(Interface dataset entries)
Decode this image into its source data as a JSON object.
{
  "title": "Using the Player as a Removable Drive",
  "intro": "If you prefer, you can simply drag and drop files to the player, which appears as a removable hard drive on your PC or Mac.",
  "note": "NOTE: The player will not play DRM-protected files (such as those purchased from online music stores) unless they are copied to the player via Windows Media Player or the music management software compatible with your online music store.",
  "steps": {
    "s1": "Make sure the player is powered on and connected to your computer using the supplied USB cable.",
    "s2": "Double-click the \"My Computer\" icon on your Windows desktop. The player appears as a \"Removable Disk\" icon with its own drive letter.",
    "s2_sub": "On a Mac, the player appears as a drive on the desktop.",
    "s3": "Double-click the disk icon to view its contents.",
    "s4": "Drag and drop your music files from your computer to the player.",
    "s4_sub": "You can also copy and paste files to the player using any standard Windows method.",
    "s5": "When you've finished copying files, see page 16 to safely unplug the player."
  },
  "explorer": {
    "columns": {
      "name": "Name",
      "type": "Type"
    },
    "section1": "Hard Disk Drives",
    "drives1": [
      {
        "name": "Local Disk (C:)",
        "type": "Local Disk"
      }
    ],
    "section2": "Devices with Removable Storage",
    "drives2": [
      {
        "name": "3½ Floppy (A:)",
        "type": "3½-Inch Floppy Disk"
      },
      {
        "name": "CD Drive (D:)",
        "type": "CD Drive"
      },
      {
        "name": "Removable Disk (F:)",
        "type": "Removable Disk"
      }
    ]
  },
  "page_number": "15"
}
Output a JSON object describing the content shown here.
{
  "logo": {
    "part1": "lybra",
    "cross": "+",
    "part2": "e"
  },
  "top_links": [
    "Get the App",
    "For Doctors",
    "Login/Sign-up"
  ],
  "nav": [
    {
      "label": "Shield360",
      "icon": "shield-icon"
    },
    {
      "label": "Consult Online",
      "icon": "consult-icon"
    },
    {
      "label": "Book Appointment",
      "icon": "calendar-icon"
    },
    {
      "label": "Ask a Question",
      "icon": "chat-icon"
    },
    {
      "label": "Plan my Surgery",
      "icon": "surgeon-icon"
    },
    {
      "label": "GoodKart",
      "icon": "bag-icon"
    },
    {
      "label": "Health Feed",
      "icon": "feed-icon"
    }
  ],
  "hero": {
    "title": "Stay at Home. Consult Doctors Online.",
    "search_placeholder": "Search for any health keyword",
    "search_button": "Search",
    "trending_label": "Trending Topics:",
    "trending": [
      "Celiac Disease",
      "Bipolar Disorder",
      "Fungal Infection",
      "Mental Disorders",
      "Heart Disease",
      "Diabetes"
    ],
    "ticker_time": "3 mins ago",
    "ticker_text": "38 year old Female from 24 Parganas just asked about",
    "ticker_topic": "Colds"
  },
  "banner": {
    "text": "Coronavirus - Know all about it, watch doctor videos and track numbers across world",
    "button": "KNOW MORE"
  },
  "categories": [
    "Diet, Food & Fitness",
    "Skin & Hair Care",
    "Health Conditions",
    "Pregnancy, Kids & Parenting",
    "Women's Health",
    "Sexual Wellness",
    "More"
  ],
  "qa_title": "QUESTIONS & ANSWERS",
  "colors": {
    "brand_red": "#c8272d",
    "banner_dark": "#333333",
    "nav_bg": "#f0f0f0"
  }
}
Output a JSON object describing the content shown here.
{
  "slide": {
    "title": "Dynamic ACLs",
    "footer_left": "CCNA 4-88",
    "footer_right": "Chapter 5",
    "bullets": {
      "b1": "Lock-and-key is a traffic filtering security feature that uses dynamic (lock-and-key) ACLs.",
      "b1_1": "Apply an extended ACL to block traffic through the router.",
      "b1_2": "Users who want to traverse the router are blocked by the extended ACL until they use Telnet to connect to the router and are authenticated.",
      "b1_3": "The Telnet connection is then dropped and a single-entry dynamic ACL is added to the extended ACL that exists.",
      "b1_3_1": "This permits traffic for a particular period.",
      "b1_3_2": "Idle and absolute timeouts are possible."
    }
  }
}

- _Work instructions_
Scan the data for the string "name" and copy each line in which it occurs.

- _Result for this exercise_
      "name": "Name",
        "name": "Local Disk (C:)",
        "name": "3½ Floppy (A:)",
        "name": "CD Drive (D:)",
        "name": "Removable Disk (F:)",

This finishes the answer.